The Consumer Protection Agency has recently proposed changes that would ban the reporting of medical debt on credit reports. This proposal comes as the agency faces a legal challenge to its authority before the U.S. Supreme Court. Arguments for the case are scheduled to be heard this week, with a decision expected sometime next year.
Updates Based on Data:
If you are unable to afford to pay a medical bill, there are options available to you. One option is to check if you qualify for coverage under Medicaid, the federal-state health program for low-income individuals. Another option is to explore patient assistance programs that can help reduce the amount you owe. It’s important to note that nonprofit hospitals are required to offer these programs, although the criteria may vary. It’s also worth being cautious if a healthcare provider offers you special financing to pay your medical bill, as these credit cards often come with deferred interest, which can significantly increase the amount you owe if not paid off by a certain deadline.
If you have health insurance, it is recommended to ask for a detailed bill and compare it with the “explanation of benefits” provided by your insurer. This helps ensure that the bill accurately reflects the care you received and the amount you owe. Managing bills is also crucial, with priority given to essential expenses such as rent, mortgage, and car loan over paying medical debt. Additionally, resources for patients can be found online at RIPMedicalDebt.org.
When it comes to paying medical bills, it is advised to avoid using a traditional credit card if you’re concerned about affordability. Once the debt is on a credit card, you may be subject to higher interest rates and late fees if you’re unable to pay on time. Furthermore, medical debt may not be eligible for current and proposed protections if it is not identified as such. It is worth noting that Colorado includes debt on specialty medical credit cards under its medical debt reporting law. According to the Urban Institute, nearly a quarter of adults who have past-due medical bills reported paying these bills with a credit card and later being unable to make the minimum payment.
To determine if medical debt has been wrongly included in your credit report, you can obtain a copy of your credit report from www.annualcreditreport.com. The major credit bureaus now offer free weekly reports (previously, free reports were only available annually as required by federal law). If you spot a medical collections debt that you believe shouldn’t be there, you have the option to dispute it with the credit bureaus or file a complaint with the consumer bureau.
Report and New Findings:
The proposed ban on reporting medical debt on credit reports is an effort by the Consumer Protection Agency to address the financial burden faced by individuals due to medical expenses. The agency believes that medical debt should not have the same impact on credit scores as other forms of debt, as it is often incurred due to unforeseen circumstances and can disproportionately affect individuals with lower incomes.

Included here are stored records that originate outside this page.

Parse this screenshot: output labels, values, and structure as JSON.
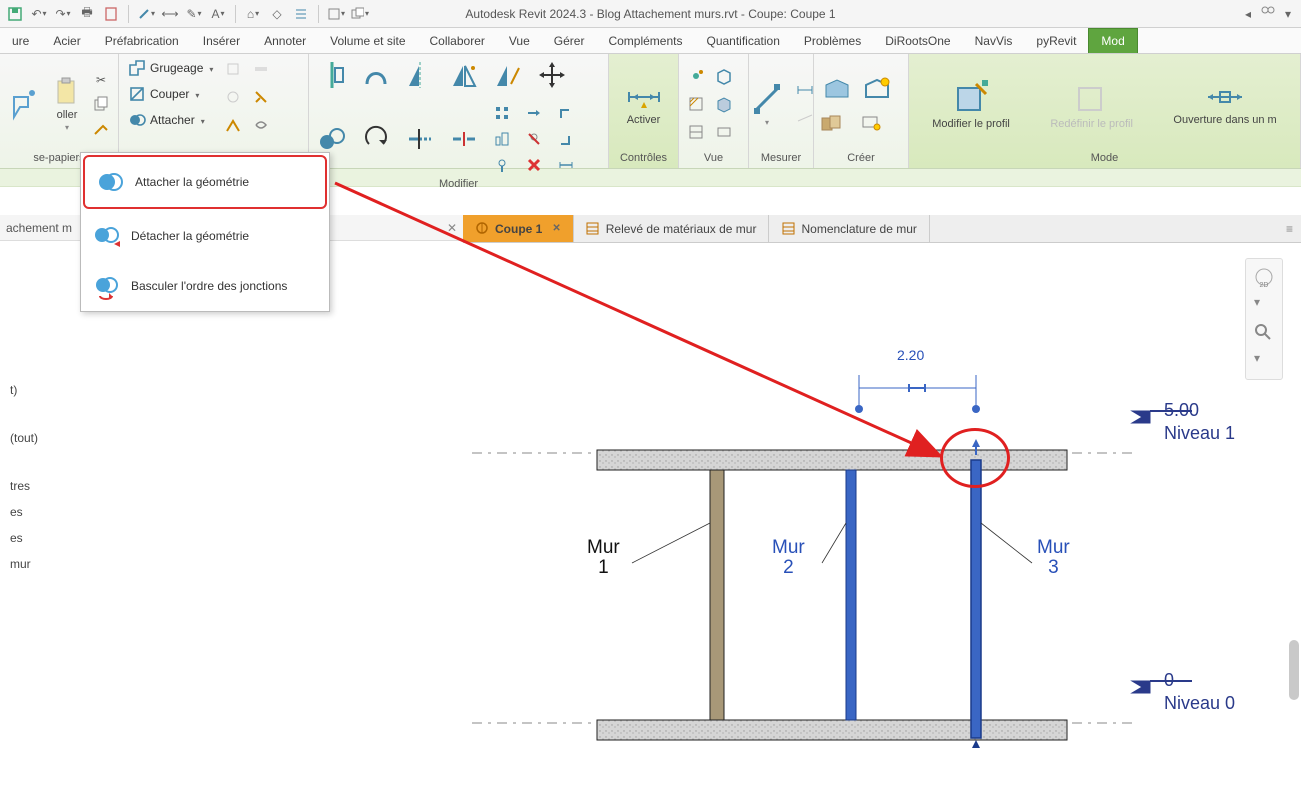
{
  "app": {
    "title": "Autodesk Revit 2024.3 - Blog Attachement murs.rvt - Coupe: Coupe 1"
  },
  "menutabs": [
    "ure",
    "Acier",
    "Préfabrication",
    "Insérer",
    "Annoter",
    "Volume et site",
    "Collaborer",
    "Vue",
    "Gérer",
    "Compléments",
    "Quantification",
    "Problèmes",
    "DiRootsOne",
    "NavVis",
    "pyRevit",
    "Mod"
  ],
  "ribbon": {
    "panels": {
      "presse": {
        "label": "se-papiers",
        "oller": "oller"
      },
      "geometry": {
        "grugeage": "Grugeage",
        "couper": "Couper",
        "attacher": "Attacher"
      },
      "modifier": {
        "label": "Modifier"
      },
      "controles": {
        "label": "Contrôles",
        "activer": "Activer"
      },
      "vue": {
        "label": "Vue"
      },
      "mesurer": {
        "label": "Mesurer"
      },
      "creer": {
        "label": "Créer"
      },
      "mode": {
        "label": "Mode",
        "modifier_profil": "Modifier le profil",
        "redef": "Redéfinir le profil",
        "ouverture": "Ouverture dans un m"
      }
    }
  },
  "dropdown": {
    "attach": "Attacher la géométrie",
    "detach": "Détacher la géométrie",
    "basculer": "Basculer l'ordre des jonctions"
  },
  "leftpane": {
    "header": "achement m",
    "lines": [
      "t)",
      "(tout)",
      "tres",
      "es",
      "es",
      "mur"
    ]
  },
  "viewtabs": {
    "t1": "Coupe 1",
    "t2": "Relevé de matériaux de mur",
    "t3": "Nomenclature de mur"
  },
  "canvas": {
    "dim": "2.20",
    "level_top_val": "5.00",
    "level_top_name": "Niveau 1",
    "level_bot_val": "0",
    "level_bot_name": "Niveau 0",
    "mur1a": "Mur",
    "mur1b": "1",
    "mur2a": "Mur",
    "mur2b": "2",
    "mur3a": "Mur",
    "mur3b": "3"
  }
}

If this proposal is implemented, it could have significant implications for individuals struggling with medical debt. Removing medical debt from credit reports may provide some relief and help individuals rebuild their creditworthiness. However, it is essential to note that this proposed ban does not eliminate the obligation to pay medical bills, and healthcare providers may employ other methods to collect outstanding balances.
The final decision and implementation of the proposed changes will depend on the outcome of the legal challenge before the U.S. Supreme Court. Individuals are advised to stay informed about developments in this area and consult with financial and legal professionals for guidance on managing medical debt.